▸ **Task objective**
Return every entry in the listing word for word.

▸ **Supplied data**
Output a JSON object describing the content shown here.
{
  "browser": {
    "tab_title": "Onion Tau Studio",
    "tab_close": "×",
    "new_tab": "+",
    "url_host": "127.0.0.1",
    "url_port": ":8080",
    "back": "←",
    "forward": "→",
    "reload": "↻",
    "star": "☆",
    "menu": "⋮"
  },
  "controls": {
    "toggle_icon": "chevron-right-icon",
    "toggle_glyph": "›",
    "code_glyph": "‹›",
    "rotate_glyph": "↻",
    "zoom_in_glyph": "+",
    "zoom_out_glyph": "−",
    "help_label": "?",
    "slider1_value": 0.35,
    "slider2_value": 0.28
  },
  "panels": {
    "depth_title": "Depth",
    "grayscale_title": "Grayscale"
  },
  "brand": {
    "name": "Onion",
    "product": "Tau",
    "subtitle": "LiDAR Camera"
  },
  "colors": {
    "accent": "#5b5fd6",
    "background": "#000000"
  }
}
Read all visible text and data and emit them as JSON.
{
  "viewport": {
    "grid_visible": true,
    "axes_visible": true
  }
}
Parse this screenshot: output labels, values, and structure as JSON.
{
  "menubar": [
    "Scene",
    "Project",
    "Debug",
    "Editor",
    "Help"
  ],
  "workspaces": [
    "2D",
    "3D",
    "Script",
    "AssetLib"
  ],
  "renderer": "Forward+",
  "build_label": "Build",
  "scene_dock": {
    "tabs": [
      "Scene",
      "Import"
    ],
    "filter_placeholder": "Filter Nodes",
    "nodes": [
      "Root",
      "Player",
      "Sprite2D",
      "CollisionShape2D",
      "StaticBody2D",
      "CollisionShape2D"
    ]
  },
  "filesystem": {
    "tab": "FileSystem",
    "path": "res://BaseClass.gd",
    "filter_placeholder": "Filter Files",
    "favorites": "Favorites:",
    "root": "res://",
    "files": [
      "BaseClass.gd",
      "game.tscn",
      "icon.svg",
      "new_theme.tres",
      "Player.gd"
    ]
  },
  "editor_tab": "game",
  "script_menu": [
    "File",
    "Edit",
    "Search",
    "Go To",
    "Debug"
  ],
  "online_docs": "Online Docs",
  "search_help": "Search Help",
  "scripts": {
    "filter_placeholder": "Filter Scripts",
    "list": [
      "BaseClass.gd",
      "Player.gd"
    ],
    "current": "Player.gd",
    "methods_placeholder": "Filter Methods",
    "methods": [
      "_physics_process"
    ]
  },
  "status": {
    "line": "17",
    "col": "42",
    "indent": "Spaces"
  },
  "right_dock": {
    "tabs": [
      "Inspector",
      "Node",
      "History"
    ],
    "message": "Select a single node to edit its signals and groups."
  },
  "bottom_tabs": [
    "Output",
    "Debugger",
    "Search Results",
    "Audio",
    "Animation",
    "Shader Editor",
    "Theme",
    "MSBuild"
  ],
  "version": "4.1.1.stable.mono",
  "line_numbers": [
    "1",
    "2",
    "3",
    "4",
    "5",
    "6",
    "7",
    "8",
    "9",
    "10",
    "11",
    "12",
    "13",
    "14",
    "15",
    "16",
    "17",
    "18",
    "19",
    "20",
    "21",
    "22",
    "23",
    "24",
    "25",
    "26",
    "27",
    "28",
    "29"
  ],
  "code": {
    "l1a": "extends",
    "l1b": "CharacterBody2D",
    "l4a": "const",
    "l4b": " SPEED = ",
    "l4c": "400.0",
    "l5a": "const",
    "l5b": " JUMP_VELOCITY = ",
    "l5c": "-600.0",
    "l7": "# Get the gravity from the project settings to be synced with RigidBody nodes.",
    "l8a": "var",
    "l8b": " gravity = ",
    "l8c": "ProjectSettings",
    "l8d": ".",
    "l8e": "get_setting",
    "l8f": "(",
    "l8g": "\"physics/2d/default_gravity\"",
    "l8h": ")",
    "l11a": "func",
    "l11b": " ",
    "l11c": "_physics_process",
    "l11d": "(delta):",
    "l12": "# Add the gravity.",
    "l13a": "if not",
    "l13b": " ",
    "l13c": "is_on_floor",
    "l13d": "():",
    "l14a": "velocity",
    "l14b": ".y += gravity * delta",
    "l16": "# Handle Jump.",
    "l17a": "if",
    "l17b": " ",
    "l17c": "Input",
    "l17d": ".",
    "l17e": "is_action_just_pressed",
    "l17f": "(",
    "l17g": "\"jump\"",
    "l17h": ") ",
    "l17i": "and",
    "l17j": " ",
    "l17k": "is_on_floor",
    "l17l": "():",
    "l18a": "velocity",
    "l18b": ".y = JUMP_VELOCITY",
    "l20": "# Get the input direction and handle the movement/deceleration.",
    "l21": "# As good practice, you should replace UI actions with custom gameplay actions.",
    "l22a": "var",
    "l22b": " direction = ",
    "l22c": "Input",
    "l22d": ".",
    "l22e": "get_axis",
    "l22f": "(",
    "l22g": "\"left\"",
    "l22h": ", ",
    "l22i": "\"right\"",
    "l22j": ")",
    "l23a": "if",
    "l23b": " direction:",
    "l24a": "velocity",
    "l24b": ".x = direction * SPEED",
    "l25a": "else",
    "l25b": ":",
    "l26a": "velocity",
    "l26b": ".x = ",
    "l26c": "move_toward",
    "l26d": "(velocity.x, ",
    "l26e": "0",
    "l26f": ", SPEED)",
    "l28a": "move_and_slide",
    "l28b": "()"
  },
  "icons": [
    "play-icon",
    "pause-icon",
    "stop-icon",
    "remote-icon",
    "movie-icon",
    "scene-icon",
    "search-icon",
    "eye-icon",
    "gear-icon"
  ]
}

▸ **Answer below**
Output a JSON object describing the content shown here.
{
  "browser": {
    "tab_title": "Onion Tau Studio",
    "tab_close": "×",
    "new_tab": "+",
    "url_host": "127.0.0.1",
    "url_port": ":8080",
    "back": "←",
    "forward": "→",
    "reload": "↻",
    "star": "☆",
    "menu": "⋮"
  },
  "controls": {
    "toggle_icon": "chevron-right-icon",
    "toggle_glyph": "›",
    "code_glyph": "‹›",
    "rotate_glyph": "↻",
    "zoom_in_glyph": "+",
    "zoom_out_glyph": "−",
    "help_label": "?",
    "slider1_value": 0.35,
    "slider2_value": 0.28
  },
  "panels": {
    "depth_title": "Depth",
    "grayscale_title": "Grayscale"
  },
  "brand": {
    "name": "Onion",
    "product": "Tau",
    "subtitle": "LiDAR Camera"
  },
  "colors": {
    "accent": "#5b5fd6",
    "background": "#000000"
  }
}
Read all visible text and data and emit them as JSON.
{
  "viewport": {
    "grid_visible": true,
    "axes_visible": true
  }
}
Parse this screenshot: output labels, values, and structure as JSON.
{
  "menubar": [
    "Scene",
    "Project",
    "Debug",
    "Editor",
    "Help"
  ],
  "workspaces": [
    "2D",
    "3D",
    "Script",
    "AssetLib"
  ],
  "renderer": "Forward+",
  "build_label": "Build",
  "scene_dock": {
    "tabs": [
      "Scene",
      "Import"
    ],
    "filter_placeholder": "Filter Nodes",
    "nodes": [
      "Root",
      "Player",
      "Sprite2D",
      "CollisionShape2D",
      "StaticBody2D",
      "CollisionShape2D"
    ]
  },
  "filesystem": {
    "tab": "FileSystem",
    "path": "res://BaseClass.gd",
    "filter_placeholder": "Filter Files",
    "favorites": "Favorites:",
    "root": "res://",
    "files": [
      "BaseClass.gd",
      "game.tscn",
      "icon.svg",
      "new_theme.tres",
      "Player.gd"
    ]
  },
  "editor_tab": "game",
  "script_menu": [
    "File",
    "Edit",
    "Search",
    "Go To",
    "Debug"
  ],
  "online_docs": "Online Docs",
  "search_help": "Search Help",
  "scripts": {
    "filter_placeholder": "Filter Scripts",
    "list": [
      "BaseClass.gd",
      "Player.gd"
    ],
    "current": "Player.gd",
    "methods_placeholder": "Filter Methods",
    "methods": [
      "_physics_process"
    ]
  },
  "status": {
    "line": "17",
    "col": "42",
    "indent": "Spaces"
  },
  "right_dock": {
    "tabs": [
      "Inspector",
      "Node",
      "History"
    ],
    "message": "Select a single node to edit its signals and groups."
  },
  "bottom_tabs": [
    "Output",
    "Debugger",
    "Search Results",
    "Audio",
    "Animation",
    "Shader Editor",
    "Theme",
    "MSBuild"
  ],
  "version": "4.1.1.stable.mono",
  "line_numbers": [
    "1",
    "2",
    "3",
    "4",
    "5",
    "6",
    "7",
    "8",
    "9",
    "10",
    "11",
    "12",
    "13",
    "14",
    "15",
    "16",
    "17",
    "18",
    "19",
    "20",
    "21",
    "22",
    "23",
    "24",
    "25",
    "26",
    "27",
    "28",
    "29"
  ],
  "code": {
    "l1a": "extends",
    "l1b": "CharacterBody2D",
    "l4a": "const",
    "l4b": " SPEED = ",
    "l4c": "400.0",
    "l5a": "const",
    "l5b": " JUMP_VELOCITY = ",
    "l5c": "-600.0",
    "l7": "# Get the gravity from the project settings to be synced with RigidBody nodes.",
    "l8a": "var",
    "l8b": " gravity = ",
    "l8c": "ProjectSettings",
    "l8d": ".",
    "l8e": "get_setting",
    "l8f": "(",
    "l8g": "\"physics/2d/default_gravity\"",
    "l8h": ")",
    "l11a": "func",
    "l11b": " ",
    "l11c": "_physics_process",
    "l11d": "(delta):",
    "l12": "# Add the gravity.",
    "l13a": "if not",
    "l13b": " ",
    "l13c": "is_on_floor",
    "l13d": "():",
    "l14a": "velocity",
    "l14b": ".y += gravity * delta",
    "l16": "# Handle Jump.",
    "l17a": "if",
    "l17b": " ",
    "l17c": "Input",
    "l17d": ".",
    "l17e": "is_action_just_pressed",
    "l17f": "(",
    "l17g": "\"jump\"",
    "l17h": ") ",
    "l17i": "and",
    "l17j": " ",
    "l17k": "is_on_floor",
    "l17l": "():",
    "l18a": "velocity",
    "l18b": ".y = JUMP_VELOCITY",
    "l20": "# Get the input direction and handle the movement/deceleration.",
    "l21": "# As good practice, you should replace UI actions with custom gameplay actions.",
    "l22a": "var",
    "l22b": " direction = ",
    "l22c": "Input",
    "l22d": ".",
    "l22e": "get_axis",
    "l22f": "(",
    "l22g": "\"left\"",
    "l22h": ", ",
    "l22i": "\"right\"",
    "l22j": ")",
    "l23a": "if",
    "l23b": " direction:",
    "l24a": "velocity",
    "l24b": ".x = direction * SPEED",
    "l25a": "else",
    "l25b": ":",
    "l26a": "velocity",
    "l26b": ".x = ",
    "l26c": "move_toward",
    "l26d": "(velocity.x, ",
    "l26e": "0",
    "l26f": ", SPEED)",
    "l28a": "move_and_slide",
    "l28b": "()"
  },
  "icons": [
    "play-icon",
    "pause-icon",
    "stop-icon",
    "remote-icon",
    "movie-icon",
    "scene-icon",
    "search-icon",
    "eye-icon",
    "gear-icon"
  ]
}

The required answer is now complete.